Jack takes everyone into the school kitchen and we’re all assigned jobs. I have to measure the rice. Sam has to measure the spices. Other kids shell peas. Jack does all the chopping with the sharp knives. Before you know it, the rice is cooking and people are helping Jack sauté the onions, garlic, and spices. He tells everybody to stand back and holds the pan up, tossing all the ingredients like some super-famous chef, except Jack isn’t a super-famous chef and half of it lands on the floor. The delicious smells swirl around my nose and make my stomach growl. I love biryani. Life’s pretty good.

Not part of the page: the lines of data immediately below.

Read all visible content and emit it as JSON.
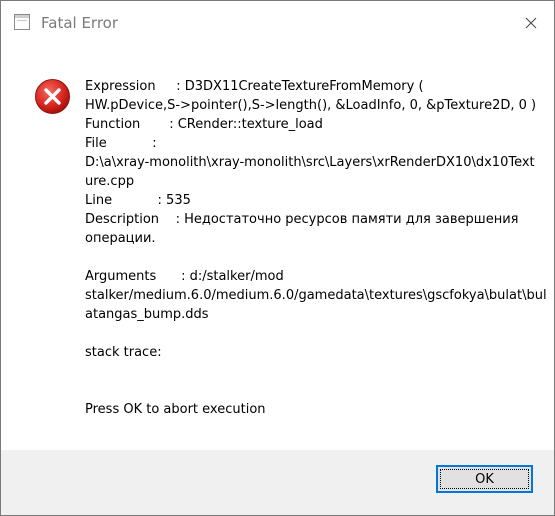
{
  "window": {
    "title": "Fatal Error",
    "close_icon": "close-icon",
    "app_icon": "window-icon"
  },
  "message": {
    "icon": "error-icon",
    "lines": [
      "Expression     : D3DX11CreateTextureFromMemory (",
      "HW.pDevice,S->pointer(),S->length(), &LoadInfo, 0, &pTexture2D, 0 )",
      "Function       : CRender::texture_load",
      "File           :",
      "D:\\a\\xray-monolith\\xray-monolith\\src\\Layers\\xrRenderDX10\\dx10Text",
      "ure.cpp",
      "Line           : 535",
      "Description    : Недостаточно ресурсов памяти для завершения",
      "операции.",
      "",
      "Arguments      : d:/stalker/mod",
      "stalker/medium.6.0/medium.6.0/gamedata\\textures\\gscfokya\\bulat\\bul",
      "atangas_bump.dds",
      "",
      "stack trace:",
      "",
      "",
      "Press OK to abort execution"
    ]
  },
  "buttons": {
    "ok_label": "OK"
  },
  "colors": {
    "accent": "#0078d7",
    "error_red": "#d32f2f",
    "footer_bg": "#f0f0f0",
    "title_gray": "#7a7a7a"
  }
}
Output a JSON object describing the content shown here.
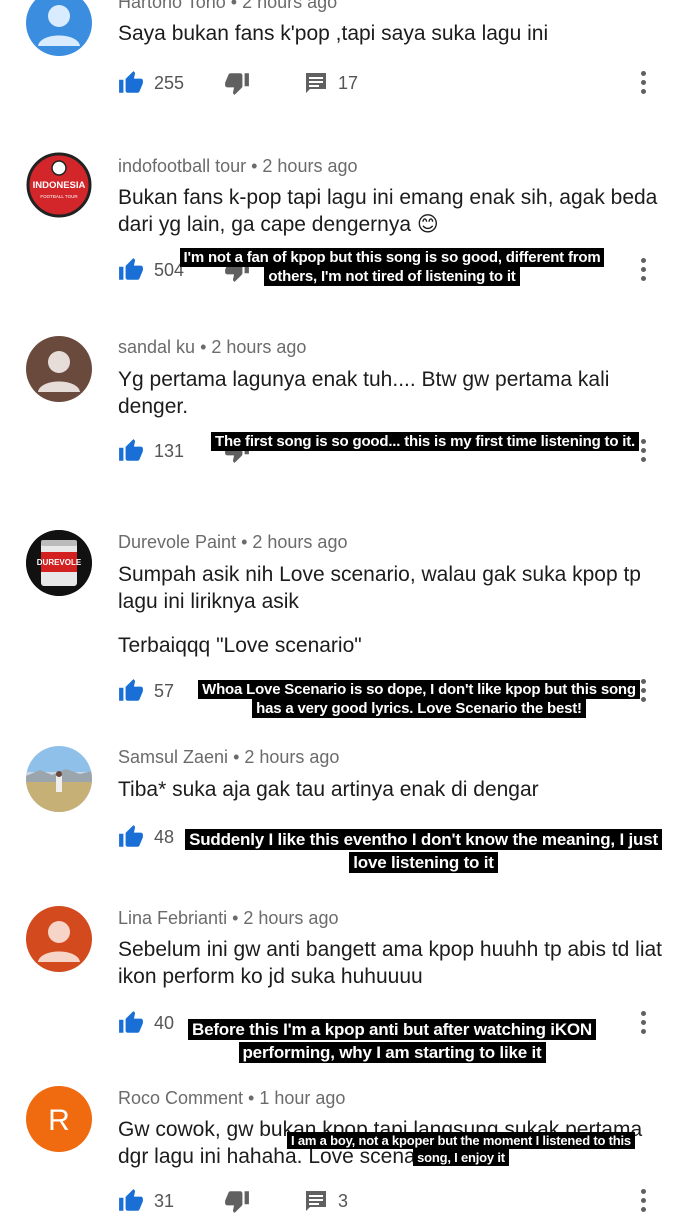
{
  "comments": [
    {
      "author": "Hartono Tono",
      "time": "2 hours ago",
      "lines": [
        "Saya bukan fans k'pop ,tapi saya suka lagu ini"
      ],
      "likes": "255",
      "replies": "17",
      "avatar_color": "#3b8de0"
    },
    {
      "author": "indofootball tour",
      "time": "2 hours ago",
      "lines": [
        "Bukan fans k-pop tapi lagu ini emang enak sih, agak beda",
        "dari yg lain, ga cape dengernya 😊"
      ],
      "likes": "504",
      "logo_text": "INDONESIA",
      "logo_sub": "FOOTBALL TOUR",
      "caption": [
        "I'm not a fan of kpop but this song is so good, different from",
        "others, I'm not tired of listening to it"
      ]
    },
    {
      "author": "sandal ku",
      "time": "2 hours ago",
      "lines": [
        "Yg pertama lagunya enak tuh.... Btw gw pertama kali",
        "denger."
      ],
      "likes": "131",
      "avatar_color": "#6b4a3e",
      "caption": [
        "The first song is so good... this is my first time listening to it."
      ]
    },
    {
      "author": "Durevole Paint",
      "time": "2 hours ago",
      "lines": [
        "Sumpah asik nih Love scenario, walau gak suka kpop tp",
        "lagu ini liriknya asik",
        "",
        "Terbaiqqq \"Love scenario\""
      ],
      "likes": "57",
      "can_label": "DUREVOLE",
      "caption": [
        "Whoa Love Scenario is so dope, I don't like kpop but this song",
        "has a very good lyrics. Love Scenario the best!"
      ]
    },
    {
      "author": "Samsul Zaeni",
      "time": "2 hours ago",
      "lines": [
        "Tiba* suka aja gak tau artinya enak di dengar"
      ],
      "likes": "48",
      "caption": [
        "Suddenly I like this eventho I don't know the meaning, I just",
        "love listening to it"
      ]
    },
    {
      "author": "Lina Febrianti",
      "time": "2 hours ago",
      "lines": [
        "Sebelum ini gw anti bangett ama kpop huuhh tp abis td liat",
        "ikon perform ko jd suka huhuuuu"
      ],
      "likes": "40",
      "avatar_color": "#d24a1e",
      "caption": [
        "Before this I'm a kpop anti but after watching iKON",
        "performing, why I am starting to like it"
      ]
    },
    {
      "author": "Roco Comment",
      "time": "1 hour ago",
      "lines": [
        "Gw cowok, gw bukan kpop tapi langsung sukak pertama",
        "dgr lagu ini hahaha. Love scenario kkkw"
      ],
      "likes": "31",
      "replies": "3",
      "avatar_letter": "R",
      "avatar_color": "#f06a0f",
      "caption": [
        "I am a boy, not a kpoper but the moment I listened to this",
        "song, I enjoy it"
      ]
    }
  ]
}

Then I get home. Mom’s face is all droopy--the way it looks when she’s upset. But she doesn’t say much. She just stirs and stirs something in a pot on the stove. I look in and see a mess of purple mush. Eggplant skins and empty tofu packages sit on the counter. Tofu makes my eyes hurt. It makes my head hurt. It makes my throat hurt. My younger sister, Natasha, appears on the stairs with her drumsticks. She starts drumming on the railing and Mom tells her to practice in her room. I go off to get my homework over with. I have an essay to write on what it’s like to live in India, but I don’t need to do any research. I just have to ask my dad. He was born there.
Finally, at dinner, while I’m trying to figure out why the tofu is so purple, Mom says, “Kids--”
And Dad says, “Wait, I’ll--”
And Mom says, “You should--”
And Natasha says, “Ha!” because she’s five years younger than I am and doesn’t know what to do with herself half the time.
And Dad says, “I have some bad news,” which explains why Mom’s acting strange and probably why the tofu’s so purple. His face looks red and a little puffy, like he’s going to cry. I’ve actually never seen my father cry. Two years ago my uncle died, Dad’s brother, and Dad didn’t cry at the funeral. Not that he wasn’t sad, because he looked sadder than I’ve ever seen him.
“I lost my job. I was fired,” he says. His eyes are wide.
Dad is, or was, head of sales for a company that publishes math and science textbooks. Sometimes he brings the books home. They’re really heavy, with very thin pages, and are meant for college kids. They have crazy titles like Fundamentals of Human Biology and An Introduction to Differential Geometry. It makes me dizzy just looking at the covers, which are always filled with graphs, numbers, and outlines or silhouettes of someone’s big smart head. Dad can understand them, though. He used to be a math professor at the same college where Mom teaches English literature. That’s where they fell in love.
The reason he was fired, Dad explains, is because he had a bad quarter.
“What’s a quarter?” I ask. He looks at me and tries to smile, but the corners of his mouth don’t quite make it. He takes a deep breath and rubs his chin.
“It’s a period of three months, a quarter of a year. Sales were down last quarter. Way down.”
“Oh,” I say.
A lot more questions zip through my head. Like why were the last three months so bad? Did he make someone really mad? Will he get another job? My heart speeds up, but I keep quiet. Natasha presses her fork into her purple tofu casserole, mashes it flat with the prongs.
“Who wants dessert?” Mom asks, even though we’ve all barely touched our dinner. She usually makes sure we’ve eaten enough of every weird thing she puts on the table, but I guess Mom doesn’t really want to eat her tofu casserole any more than we do. I get up and help her clean off the table. She takes mint chocolate chip frozen yogurt out of the freezer and starts to heap it in big white bowls lined up on the counter. I take a bite of mine, and for a moment, the cool minty sweetness is all I can think about.